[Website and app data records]

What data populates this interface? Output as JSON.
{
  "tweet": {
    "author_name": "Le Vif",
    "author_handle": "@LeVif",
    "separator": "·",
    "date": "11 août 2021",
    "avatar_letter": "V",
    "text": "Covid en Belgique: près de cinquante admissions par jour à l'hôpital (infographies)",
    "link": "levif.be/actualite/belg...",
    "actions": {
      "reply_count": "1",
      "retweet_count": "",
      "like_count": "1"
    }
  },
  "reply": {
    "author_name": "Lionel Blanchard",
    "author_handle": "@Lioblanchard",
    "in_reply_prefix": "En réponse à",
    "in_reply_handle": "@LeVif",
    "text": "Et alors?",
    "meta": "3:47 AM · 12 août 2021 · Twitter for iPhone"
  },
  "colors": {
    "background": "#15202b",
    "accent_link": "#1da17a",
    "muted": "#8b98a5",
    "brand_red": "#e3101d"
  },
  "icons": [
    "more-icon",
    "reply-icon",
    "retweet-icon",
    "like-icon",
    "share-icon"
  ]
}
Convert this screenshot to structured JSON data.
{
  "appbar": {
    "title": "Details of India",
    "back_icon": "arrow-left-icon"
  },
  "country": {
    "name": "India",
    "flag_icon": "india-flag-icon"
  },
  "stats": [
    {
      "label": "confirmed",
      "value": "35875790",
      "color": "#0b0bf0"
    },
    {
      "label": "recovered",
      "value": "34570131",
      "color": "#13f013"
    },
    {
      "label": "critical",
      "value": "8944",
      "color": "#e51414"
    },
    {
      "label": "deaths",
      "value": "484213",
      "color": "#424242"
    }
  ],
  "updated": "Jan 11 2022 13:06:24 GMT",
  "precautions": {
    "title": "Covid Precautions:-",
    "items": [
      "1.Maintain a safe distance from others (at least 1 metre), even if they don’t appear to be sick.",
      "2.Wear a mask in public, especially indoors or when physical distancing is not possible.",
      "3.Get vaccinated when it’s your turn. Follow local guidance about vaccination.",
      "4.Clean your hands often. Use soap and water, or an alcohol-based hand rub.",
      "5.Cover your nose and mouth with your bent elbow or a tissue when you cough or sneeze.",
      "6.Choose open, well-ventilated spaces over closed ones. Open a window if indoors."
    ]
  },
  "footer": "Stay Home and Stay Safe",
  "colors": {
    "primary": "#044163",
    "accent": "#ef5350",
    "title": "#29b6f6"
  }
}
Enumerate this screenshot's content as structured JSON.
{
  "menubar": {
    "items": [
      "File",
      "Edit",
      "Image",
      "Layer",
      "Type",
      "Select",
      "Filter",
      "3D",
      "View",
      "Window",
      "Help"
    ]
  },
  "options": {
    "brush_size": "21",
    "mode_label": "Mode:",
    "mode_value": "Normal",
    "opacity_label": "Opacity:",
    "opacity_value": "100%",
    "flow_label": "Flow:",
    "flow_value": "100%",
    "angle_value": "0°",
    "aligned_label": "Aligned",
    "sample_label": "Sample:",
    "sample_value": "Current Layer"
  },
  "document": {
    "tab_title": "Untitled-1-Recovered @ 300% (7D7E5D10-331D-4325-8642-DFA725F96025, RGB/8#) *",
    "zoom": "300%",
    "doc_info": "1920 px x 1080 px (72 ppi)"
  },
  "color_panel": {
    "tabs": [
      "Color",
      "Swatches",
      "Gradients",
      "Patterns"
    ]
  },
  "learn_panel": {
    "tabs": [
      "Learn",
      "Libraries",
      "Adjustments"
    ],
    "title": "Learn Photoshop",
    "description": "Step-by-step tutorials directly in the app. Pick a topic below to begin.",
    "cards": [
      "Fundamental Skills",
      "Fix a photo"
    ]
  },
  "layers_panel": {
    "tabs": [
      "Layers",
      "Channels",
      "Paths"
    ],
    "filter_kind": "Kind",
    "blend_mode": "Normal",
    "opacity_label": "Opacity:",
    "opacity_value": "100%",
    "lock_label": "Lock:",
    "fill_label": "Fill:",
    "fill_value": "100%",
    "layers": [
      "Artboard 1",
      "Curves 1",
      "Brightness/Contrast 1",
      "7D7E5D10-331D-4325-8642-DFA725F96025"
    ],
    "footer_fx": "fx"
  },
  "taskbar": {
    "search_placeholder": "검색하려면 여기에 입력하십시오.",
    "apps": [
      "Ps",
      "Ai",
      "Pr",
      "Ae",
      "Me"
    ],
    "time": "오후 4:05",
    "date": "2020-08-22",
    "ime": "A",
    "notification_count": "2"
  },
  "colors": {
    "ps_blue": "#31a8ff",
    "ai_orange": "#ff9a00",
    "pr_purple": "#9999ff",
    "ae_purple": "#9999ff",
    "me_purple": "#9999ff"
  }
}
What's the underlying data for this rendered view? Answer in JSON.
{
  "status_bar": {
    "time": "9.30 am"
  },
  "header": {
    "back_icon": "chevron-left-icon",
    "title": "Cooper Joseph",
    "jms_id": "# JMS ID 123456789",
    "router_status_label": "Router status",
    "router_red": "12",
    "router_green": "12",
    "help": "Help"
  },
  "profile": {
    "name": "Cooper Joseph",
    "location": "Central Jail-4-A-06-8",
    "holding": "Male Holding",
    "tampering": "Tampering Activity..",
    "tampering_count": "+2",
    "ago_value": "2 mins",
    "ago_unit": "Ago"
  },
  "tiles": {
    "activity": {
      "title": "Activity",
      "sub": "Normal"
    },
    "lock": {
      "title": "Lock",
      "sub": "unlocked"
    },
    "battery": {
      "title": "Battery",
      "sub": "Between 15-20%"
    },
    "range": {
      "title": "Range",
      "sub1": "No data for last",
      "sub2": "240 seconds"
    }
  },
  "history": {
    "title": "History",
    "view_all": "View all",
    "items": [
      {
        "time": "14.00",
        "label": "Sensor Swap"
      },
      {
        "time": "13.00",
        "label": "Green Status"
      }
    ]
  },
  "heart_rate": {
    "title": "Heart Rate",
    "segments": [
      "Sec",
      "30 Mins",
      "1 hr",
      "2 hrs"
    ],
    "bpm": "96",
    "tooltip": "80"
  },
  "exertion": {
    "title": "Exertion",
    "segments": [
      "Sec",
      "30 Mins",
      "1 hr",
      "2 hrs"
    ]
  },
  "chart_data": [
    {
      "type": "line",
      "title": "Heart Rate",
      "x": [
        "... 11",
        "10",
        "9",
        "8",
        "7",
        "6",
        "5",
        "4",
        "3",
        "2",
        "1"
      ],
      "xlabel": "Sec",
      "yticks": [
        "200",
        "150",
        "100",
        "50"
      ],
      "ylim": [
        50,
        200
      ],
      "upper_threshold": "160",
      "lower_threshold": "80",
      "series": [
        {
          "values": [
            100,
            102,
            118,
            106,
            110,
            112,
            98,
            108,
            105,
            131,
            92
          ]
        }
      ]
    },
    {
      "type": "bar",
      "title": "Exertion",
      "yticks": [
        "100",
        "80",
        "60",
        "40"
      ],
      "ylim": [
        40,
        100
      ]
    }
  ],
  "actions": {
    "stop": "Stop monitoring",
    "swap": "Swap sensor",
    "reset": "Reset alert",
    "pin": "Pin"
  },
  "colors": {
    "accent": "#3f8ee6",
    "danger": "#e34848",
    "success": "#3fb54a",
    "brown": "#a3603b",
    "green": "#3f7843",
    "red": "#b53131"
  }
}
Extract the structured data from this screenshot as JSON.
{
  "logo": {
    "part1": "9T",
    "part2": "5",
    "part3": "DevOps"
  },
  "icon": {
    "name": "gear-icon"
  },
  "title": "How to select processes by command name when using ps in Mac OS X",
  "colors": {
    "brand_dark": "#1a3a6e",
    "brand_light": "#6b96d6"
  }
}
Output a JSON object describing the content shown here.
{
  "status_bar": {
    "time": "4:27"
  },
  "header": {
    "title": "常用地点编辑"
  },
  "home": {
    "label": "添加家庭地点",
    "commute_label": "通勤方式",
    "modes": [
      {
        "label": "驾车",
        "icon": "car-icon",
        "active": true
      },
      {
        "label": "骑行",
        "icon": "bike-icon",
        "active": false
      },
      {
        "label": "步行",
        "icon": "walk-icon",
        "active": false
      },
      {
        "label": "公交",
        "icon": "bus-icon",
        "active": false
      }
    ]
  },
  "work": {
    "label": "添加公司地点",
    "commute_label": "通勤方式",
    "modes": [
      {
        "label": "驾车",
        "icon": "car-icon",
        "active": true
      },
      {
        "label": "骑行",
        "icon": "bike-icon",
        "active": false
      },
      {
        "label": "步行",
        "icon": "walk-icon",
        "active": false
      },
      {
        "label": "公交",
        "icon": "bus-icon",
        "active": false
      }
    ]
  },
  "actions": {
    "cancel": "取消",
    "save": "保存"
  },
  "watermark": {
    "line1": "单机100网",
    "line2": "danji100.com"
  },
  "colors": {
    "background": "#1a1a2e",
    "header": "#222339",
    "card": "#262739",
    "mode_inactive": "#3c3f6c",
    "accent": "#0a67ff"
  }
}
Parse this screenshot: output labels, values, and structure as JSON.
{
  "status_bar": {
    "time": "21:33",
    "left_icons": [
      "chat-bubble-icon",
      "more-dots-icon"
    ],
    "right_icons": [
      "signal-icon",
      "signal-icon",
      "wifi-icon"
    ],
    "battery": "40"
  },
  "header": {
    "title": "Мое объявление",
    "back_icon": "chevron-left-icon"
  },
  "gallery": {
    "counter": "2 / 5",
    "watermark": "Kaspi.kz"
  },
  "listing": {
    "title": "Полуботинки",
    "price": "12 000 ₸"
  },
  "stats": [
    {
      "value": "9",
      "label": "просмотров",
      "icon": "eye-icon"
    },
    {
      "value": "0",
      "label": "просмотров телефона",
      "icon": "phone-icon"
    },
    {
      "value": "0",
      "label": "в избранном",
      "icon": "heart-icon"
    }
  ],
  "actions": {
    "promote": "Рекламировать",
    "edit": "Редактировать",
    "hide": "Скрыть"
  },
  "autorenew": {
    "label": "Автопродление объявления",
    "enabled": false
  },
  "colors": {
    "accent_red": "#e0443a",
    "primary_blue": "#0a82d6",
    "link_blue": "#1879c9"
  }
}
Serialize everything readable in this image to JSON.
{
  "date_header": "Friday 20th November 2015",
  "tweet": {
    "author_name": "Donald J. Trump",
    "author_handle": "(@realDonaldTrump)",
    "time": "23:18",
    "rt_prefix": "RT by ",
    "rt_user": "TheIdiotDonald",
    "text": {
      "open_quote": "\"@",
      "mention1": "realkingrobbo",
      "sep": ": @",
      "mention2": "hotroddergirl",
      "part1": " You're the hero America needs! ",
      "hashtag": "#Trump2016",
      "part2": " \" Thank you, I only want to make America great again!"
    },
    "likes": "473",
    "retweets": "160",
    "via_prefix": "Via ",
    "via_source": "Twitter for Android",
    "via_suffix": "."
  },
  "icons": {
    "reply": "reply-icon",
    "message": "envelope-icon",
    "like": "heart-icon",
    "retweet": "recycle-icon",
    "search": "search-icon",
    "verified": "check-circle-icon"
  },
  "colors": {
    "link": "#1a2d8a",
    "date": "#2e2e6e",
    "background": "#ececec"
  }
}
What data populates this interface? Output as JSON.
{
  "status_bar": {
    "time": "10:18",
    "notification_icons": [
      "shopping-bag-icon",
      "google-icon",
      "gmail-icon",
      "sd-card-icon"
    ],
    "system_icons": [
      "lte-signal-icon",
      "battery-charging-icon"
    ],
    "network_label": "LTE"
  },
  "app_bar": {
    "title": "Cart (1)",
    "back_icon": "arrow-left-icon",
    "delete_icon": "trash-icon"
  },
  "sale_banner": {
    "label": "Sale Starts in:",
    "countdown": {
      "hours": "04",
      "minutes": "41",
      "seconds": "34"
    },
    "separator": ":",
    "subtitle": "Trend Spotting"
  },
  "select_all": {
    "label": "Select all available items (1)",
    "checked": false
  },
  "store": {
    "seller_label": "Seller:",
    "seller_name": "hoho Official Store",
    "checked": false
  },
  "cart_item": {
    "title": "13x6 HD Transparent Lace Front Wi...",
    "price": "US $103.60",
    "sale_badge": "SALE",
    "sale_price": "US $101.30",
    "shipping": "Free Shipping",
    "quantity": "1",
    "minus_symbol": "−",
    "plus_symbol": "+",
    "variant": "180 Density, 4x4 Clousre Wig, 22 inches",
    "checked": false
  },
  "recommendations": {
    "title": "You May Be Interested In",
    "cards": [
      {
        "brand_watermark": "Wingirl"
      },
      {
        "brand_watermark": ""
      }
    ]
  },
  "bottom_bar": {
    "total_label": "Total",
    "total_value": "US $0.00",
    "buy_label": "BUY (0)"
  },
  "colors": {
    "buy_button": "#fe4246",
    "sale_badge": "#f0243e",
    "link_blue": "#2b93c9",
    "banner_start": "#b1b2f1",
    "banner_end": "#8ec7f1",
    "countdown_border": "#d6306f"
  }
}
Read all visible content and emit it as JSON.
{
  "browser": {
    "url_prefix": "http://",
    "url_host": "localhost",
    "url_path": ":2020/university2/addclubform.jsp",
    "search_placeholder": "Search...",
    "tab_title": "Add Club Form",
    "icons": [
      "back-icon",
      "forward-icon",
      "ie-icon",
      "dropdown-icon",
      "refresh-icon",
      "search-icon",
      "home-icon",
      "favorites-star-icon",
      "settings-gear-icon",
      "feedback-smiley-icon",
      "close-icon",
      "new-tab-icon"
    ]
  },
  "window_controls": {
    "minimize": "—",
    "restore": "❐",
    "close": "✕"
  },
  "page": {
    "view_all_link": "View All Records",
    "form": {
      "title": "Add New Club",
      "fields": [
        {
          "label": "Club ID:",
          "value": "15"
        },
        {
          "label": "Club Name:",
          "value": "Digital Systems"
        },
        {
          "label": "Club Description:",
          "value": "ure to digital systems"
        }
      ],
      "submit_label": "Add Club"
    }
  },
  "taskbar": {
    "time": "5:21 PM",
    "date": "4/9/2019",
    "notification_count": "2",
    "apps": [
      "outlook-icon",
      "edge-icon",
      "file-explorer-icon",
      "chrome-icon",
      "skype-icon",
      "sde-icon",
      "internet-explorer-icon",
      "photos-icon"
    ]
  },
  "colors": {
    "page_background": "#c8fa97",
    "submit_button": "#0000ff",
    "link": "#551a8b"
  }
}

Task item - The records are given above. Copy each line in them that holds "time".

Response -
    "time": "오후 4:05",
    "time": "9.30 am"
        "time": "14.00",
        "time": "13.00",
    "time": "4:27"
    "time": "21:33",
    "time": "23:18",
    "time": "10:18",
    "time": "5:21 PM",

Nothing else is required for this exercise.